Beyond CDR-grafting: Structure-guided humanization of framework and CDR regions of an anti-myostatin antibody.Apgar, J.R., Mader, M., Agostinelli, R., Benard, S., Bialek, P., Johnson, M., Gao, Y., Krebs, M., Owens, J., Parris, K., St Andre, M., Svenson, K., Morris, C., Tchistiakova, L.
(2016) Mabs 8: 1302-1318
- PubMed: 27625211
- DOI: 10.1080/19420862.2016.1215786
- Primary Citation of Related Structures:  5F3H
- PubMed Abstract:
Antibodies are an important class of biotherapeutics that offer specificity to their antigen, long half-life, effector function interaction and good manufacturability. The immunogenicity of non-human-derived antibodies, which can be a major limitatio ...
Antibodies are an important class of biotherapeutics that offer specificity to their antigen, long half-life, effector function interaction and good manufacturability. The immunogenicity of non-human-derived antibodies, which can be a major limitation to development, has been partially overcome by humanization through complementarity-determining region (CDR) grafting onto human acceptor frameworks. The retention of foreign content in the CDR regions, however, is still a potential immunogenic liability. Here, we describe the humanization of an anti-myostatin antibody utilizing a 2-step process of traditional CDR-grafting onto a human acceptor framework, followed by a structure-guided approach to further reduce the murine content of CDR-grafted antibodies. To accomplish this, we solved the co-crystal structures of myostatin with the chimeric (Protein Databank (PDB) id 5F3B) and CDR-grafted anti-myostatin antibody (PDB id 5F3H), allowing us to computationally predict the structurally important CDR residues as well as those making significant contacts with the antigen. Structure-based rational design enabled further germlining of the CDR-grafted antibody, reducing the murine content of the antibody without affecting antigen binding. The overall "humanness" was increased for both the light and heavy chain variable regions.

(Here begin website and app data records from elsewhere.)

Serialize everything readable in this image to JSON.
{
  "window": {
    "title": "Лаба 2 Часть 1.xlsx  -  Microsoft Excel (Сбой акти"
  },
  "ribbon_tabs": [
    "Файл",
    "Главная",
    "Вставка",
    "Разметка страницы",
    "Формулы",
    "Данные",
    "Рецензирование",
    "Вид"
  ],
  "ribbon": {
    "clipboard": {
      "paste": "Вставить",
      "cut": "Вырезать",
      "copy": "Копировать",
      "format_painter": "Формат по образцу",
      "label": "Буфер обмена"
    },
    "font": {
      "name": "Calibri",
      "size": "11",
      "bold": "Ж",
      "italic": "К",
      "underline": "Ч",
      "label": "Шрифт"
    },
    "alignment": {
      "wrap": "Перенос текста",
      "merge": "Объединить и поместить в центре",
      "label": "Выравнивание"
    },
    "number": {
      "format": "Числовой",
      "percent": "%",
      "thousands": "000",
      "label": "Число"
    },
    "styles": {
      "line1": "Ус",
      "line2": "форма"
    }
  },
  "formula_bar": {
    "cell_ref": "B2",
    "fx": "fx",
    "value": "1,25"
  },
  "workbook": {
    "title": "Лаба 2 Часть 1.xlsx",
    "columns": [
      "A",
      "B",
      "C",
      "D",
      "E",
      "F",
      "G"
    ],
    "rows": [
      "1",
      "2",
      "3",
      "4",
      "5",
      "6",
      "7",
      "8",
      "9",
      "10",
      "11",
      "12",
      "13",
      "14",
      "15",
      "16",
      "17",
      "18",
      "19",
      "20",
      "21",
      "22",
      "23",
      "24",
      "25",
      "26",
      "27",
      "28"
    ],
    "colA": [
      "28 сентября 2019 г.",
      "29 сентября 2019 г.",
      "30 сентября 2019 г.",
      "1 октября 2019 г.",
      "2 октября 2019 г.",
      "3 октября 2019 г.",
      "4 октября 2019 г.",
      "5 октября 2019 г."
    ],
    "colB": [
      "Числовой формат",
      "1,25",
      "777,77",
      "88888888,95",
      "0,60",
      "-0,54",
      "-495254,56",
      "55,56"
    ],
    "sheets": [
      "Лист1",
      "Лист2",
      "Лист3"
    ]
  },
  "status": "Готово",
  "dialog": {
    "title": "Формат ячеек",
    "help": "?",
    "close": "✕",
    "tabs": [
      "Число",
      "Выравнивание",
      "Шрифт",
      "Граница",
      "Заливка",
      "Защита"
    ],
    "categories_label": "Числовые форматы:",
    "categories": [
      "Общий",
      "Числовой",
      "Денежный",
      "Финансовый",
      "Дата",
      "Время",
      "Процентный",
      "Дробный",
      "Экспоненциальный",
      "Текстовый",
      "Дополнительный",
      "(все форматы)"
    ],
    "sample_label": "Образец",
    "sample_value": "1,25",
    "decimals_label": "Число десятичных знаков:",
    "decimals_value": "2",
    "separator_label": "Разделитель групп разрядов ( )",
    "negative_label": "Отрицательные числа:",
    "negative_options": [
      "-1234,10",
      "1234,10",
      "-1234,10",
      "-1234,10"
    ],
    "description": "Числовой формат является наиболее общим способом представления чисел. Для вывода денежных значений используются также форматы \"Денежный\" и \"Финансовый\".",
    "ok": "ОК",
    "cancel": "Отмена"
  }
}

a Biomedicine Design, Pfizer Inc. , Cambridge , MA , USA.